Instructions to follow
Across all the entries, tally the lines holding the word "setenv", and give the number by itself.

Exercise input
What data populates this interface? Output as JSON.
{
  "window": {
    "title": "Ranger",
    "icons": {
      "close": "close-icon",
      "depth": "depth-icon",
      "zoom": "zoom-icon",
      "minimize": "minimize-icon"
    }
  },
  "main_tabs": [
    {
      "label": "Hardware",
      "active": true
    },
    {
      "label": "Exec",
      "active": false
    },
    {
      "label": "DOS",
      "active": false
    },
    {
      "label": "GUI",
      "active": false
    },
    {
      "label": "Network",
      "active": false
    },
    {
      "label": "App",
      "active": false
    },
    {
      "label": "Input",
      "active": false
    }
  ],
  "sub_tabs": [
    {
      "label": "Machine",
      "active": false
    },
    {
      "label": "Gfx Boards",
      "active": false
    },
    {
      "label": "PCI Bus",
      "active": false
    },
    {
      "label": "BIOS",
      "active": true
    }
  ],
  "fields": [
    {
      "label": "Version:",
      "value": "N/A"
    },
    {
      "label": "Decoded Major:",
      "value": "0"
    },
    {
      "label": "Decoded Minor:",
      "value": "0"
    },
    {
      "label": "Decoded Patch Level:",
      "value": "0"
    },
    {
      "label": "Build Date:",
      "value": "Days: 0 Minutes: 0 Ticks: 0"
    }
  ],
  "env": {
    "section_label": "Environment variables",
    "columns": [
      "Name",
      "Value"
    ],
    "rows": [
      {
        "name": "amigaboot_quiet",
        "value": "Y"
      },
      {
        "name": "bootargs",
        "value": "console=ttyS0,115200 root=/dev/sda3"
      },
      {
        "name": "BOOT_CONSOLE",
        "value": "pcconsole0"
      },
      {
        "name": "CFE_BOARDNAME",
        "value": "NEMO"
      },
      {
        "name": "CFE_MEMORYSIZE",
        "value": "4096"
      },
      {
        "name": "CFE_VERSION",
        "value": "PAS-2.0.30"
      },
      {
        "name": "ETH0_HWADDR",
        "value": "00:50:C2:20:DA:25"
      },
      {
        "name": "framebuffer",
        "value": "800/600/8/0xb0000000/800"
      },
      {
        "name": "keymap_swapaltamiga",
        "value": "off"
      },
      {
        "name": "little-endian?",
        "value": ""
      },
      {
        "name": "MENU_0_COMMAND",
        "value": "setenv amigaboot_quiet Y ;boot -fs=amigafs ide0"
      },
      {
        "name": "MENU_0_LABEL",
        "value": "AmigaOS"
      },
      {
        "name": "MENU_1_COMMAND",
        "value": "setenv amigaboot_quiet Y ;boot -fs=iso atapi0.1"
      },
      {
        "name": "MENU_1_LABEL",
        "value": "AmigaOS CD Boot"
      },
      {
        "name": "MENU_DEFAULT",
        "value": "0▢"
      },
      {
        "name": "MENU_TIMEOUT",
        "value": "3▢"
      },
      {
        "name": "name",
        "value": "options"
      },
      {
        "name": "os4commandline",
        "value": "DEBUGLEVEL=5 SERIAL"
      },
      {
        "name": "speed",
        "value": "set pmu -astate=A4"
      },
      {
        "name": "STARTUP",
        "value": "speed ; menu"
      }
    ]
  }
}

Task result
2